* Your assignment
Give a verbatim copy of the lines below, minus the pictures.

* Records provided
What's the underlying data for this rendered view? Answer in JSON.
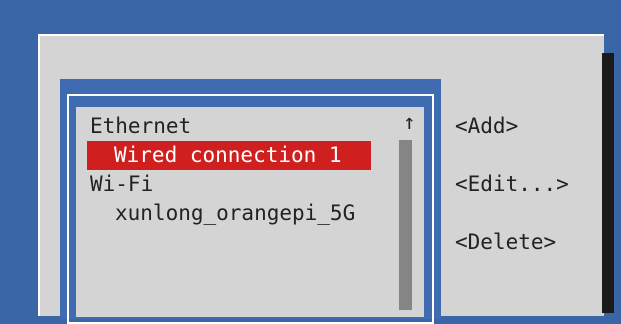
{
  "connection_list": {
    "groups": [
      {
        "label": "Ethernet",
        "items": [
          "Wired connection 1"
        ]
      },
      {
        "label": "Wi-Fi",
        "items": [
          "xunlong_orangepi_5G"
        ]
      }
    ],
    "selected_item": "Wired connection 1",
    "scroll_up_glyph": "↑"
  },
  "buttons": {
    "add": "<Add>",
    "edit": "<Edit...>",
    "delete": "<Delete>"
  },
  "colors": {
    "background_blue": "#3a66a8",
    "panel_gray": "#d4d4d4",
    "selection_red": "#cf1f1f"
  }
}
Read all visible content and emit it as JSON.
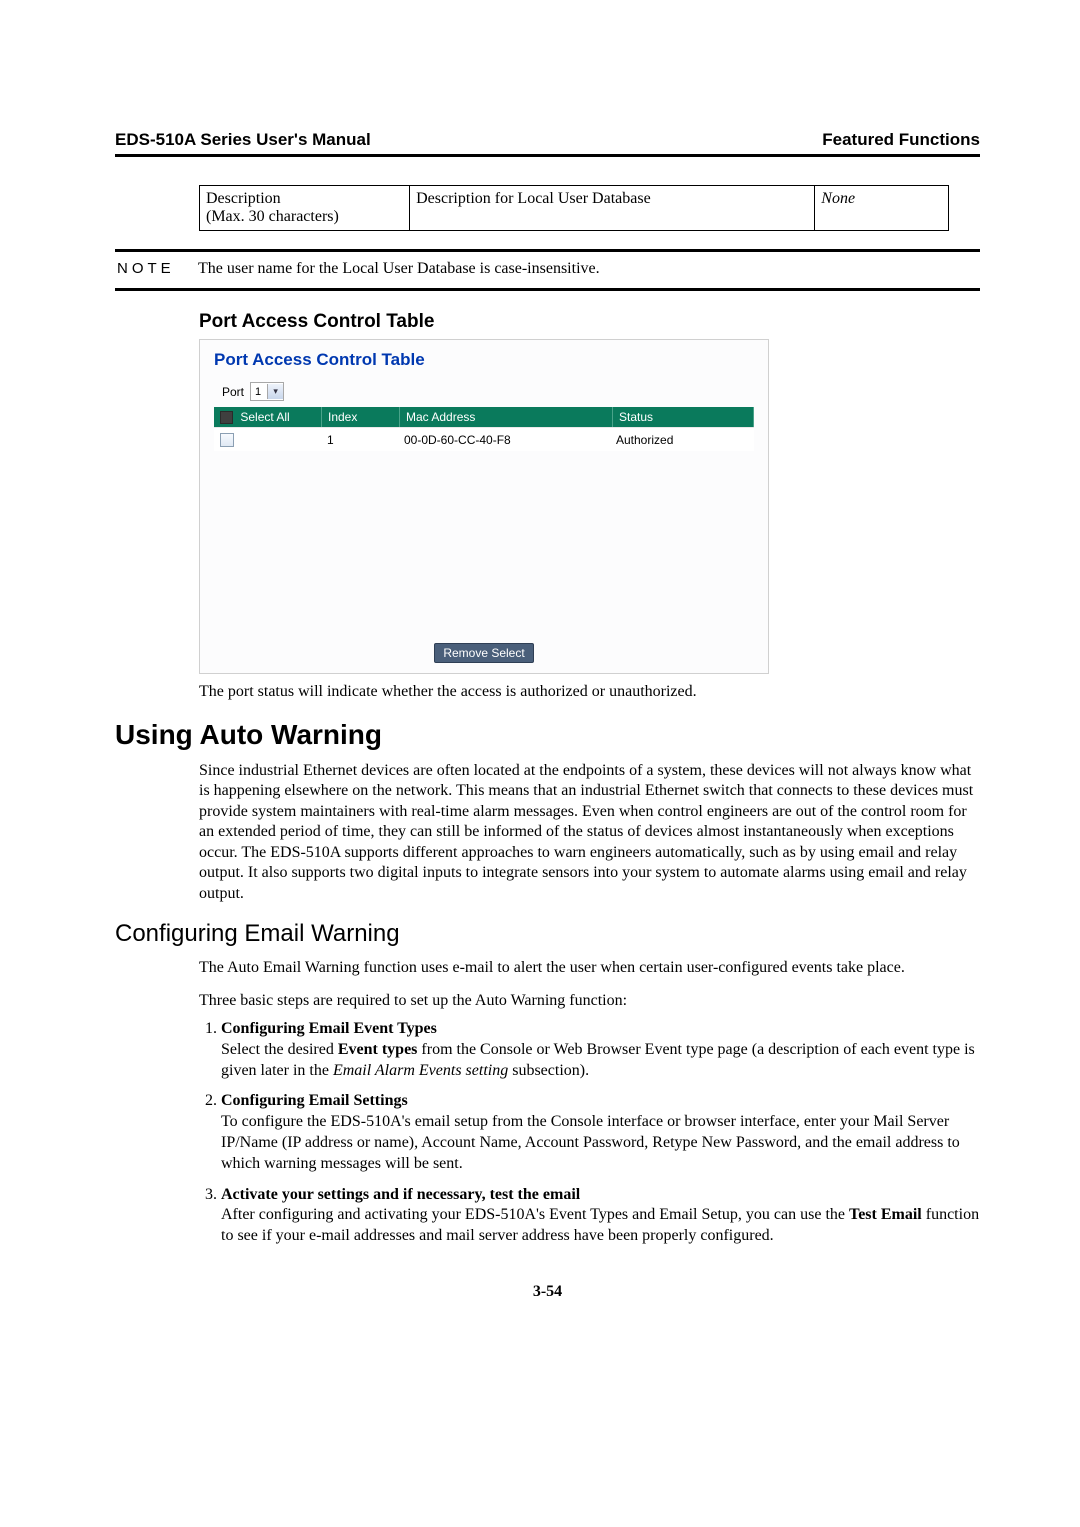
{
  "header": {
    "left": "EDS-510A Series User's Manual",
    "right": "Featured Functions"
  },
  "desc_table": {
    "col1_line1": "Description",
    "col1_line2": "(Max. 30 characters)",
    "col2": "Description for Local User Database",
    "col3": "None"
  },
  "note": {
    "label": "NOTE",
    "text": "The user name for the Local User Database is case-insensitive."
  },
  "section_pact_heading": "Port Access Control Table",
  "screenshot": {
    "title": "Port Access Control Table",
    "port_label": "Port",
    "port_value": "1",
    "headers": {
      "select_all": "Select All",
      "index": "Index",
      "mac": "Mac Address",
      "status": "Status"
    },
    "rows": [
      {
        "index": "1",
        "mac": "00-0D-60-CC-40-F8",
        "status": "Authorized"
      }
    ],
    "remove_btn": "Remove Select"
  },
  "pact_caption": "The port status will indicate whether the access is authorized or unauthorized.",
  "h1_auto_warning": "Using Auto Warning",
  "auto_warning_para": "Since industrial Ethernet devices are often located at the endpoints of a system, these devices will not always know what is happening elsewhere on the network. This means that an industrial Ethernet switch that connects to these devices must provide system maintainers with real-time alarm messages. Even when control engineers are out of the control room for an extended period of time, they can still be informed of the status of devices almost instantaneously when exceptions occur. The EDS-510A supports different approaches to warn engineers automatically, such as by using email and relay output. It also supports two digital inputs to integrate sensors into your system to automate alarms using email and relay output.",
  "h2_email": "Configuring Email Warning",
  "email_para1": "The Auto Email Warning function uses e-mail to alert the user when certain user-configured events take place.",
  "email_para2": "Three basic steps are required to set up the Auto Warning function:",
  "steps": [
    {
      "title": "Configuring Email Event Types",
      "body_pre": "Select the desired ",
      "body_bold1": "Event types",
      "body_mid": " from the Console or Web Browser Event type page (a description of each event type is given later in the ",
      "body_ital": "Email Alarm Events setting",
      "body_post": " subsection)."
    },
    {
      "title": "Configuring Email Settings",
      "body": "To configure the EDS-510A's email setup from the Console interface or browser interface, enter your Mail Server IP/Name (IP address or name), Account Name, Account Password, Retype New Password, and the email address to which warning messages will be sent."
    },
    {
      "title": "Activate your settings and if necessary, test the email",
      "body_pre": "After configuring and activating your EDS-510A's Event Types and Email Setup, you can use the ",
      "body_bold1": "Test Email",
      "body_post": " function to see if your e-mail addresses and mail server address have been properly configured."
    }
  ],
  "page_number": "3-54"
}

* Written answer
What's the underlying data for this rendered view? Answer in JSON.
{
  "connection_list": {
    "groups": [
      {
        "label": "Ethernet",
        "items": [
          "Wired connection 1"
        ]
      },
      {
        "label": "Wi-Fi",
        "items": [
          "xunlong_orangepi_5G"
        ]
      }
    ],
    "selected_item": "Wired connection 1",
    "scroll_up_glyph": "↑"
  },
  "buttons": {
    "add": "<Add>",
    "edit": "<Edit...>",
    "delete": "<Delete>"
  },
  "colors": {
    "background_blue": "#3a66a8",
    "panel_gray": "#d4d4d4",
    "selection_red": "#cf1f1f"
  }
}
Read all visible content and emit it as JSON.
{
  "header": {
    "left": "EDS-510A Series User's Manual",
    "right": "Featured Functions"
  },
  "desc_table": {
    "col1_line1": "Description",
    "col1_line2": "(Max. 30 characters)",
    "col2": "Description for Local User Database",
    "col3": "None"
  },
  "note": {
    "label": "NOTE",
    "text": "The user name for the Local User Database is case-insensitive."
  },
  "section_pact_heading": "Port Access Control Table",
  "screenshot": {
    "title": "Port Access Control Table",
    "port_label": "Port",
    "port_value": "1",
    "headers": {
      "select_all": "Select All",
      "index": "Index",
      "mac": "Mac Address",
      "status": "Status"
    },
    "rows": [
      {
        "index": "1",
        "mac": "00-0D-60-CC-40-F8",
        "status": "Authorized"
      }
    ],
    "remove_btn": "Remove Select"
  },
  "pact_caption": "The port status will indicate whether the access is authorized or unauthorized.",
  "h1_auto_warning": "Using Auto Warning",
  "auto_warning_para": "Since industrial Ethernet devices are often located at the endpoints of a system, these devices will not always know what is happening elsewhere on the network. This means that an industrial Ethernet switch that connects to these devices must provide system maintainers with real-time alarm messages. Even when control engineers are out of the control room for an extended period of time, they can still be informed of the status of devices almost instantaneously when exceptions occur. The EDS-510A supports different approaches to warn engineers automatically, such as by using email and relay output. It also supports two digital inputs to integrate sensors into your system to automate alarms using email and relay output.",
  "h2_email": "Configuring Email Warning",
  "email_para1": "The Auto Email Warning function uses e-mail to alert the user when certain user-configured events take place.",
  "email_para2": "Three basic steps are required to set up the Auto Warning function:",
  "steps": [
    {
      "title": "Configuring Email Event Types",
      "body_pre": "Select the desired ",
      "body_bold1": "Event types",
      "body_mid": " from the Console or Web Browser Event type page (a description of each event type is given later in the ",
      "body_ital": "Email Alarm Events setting",
      "body_post": " subsection)."
    },
    {
      "title": "Configuring Email Settings",
      "body": "To configure the EDS-510A's email setup from the Console interface or browser interface, enter your Mail Server IP/Name (IP address or name), Account Name, Account Password, Retype New Password, and the email address to which warning messages will be sent."
    },
    {
      "title": "Activate your settings and if necessary, test the email",
      "body_pre": "After configuring and activating your EDS-510A's Event Types and Email Setup, you can use the ",
      "body_bold1": "Test Email",
      "body_post": " function to see if your e-mail addresses and mail server address have been properly configured."
    }
  ],
  "page_number": "3-54"
}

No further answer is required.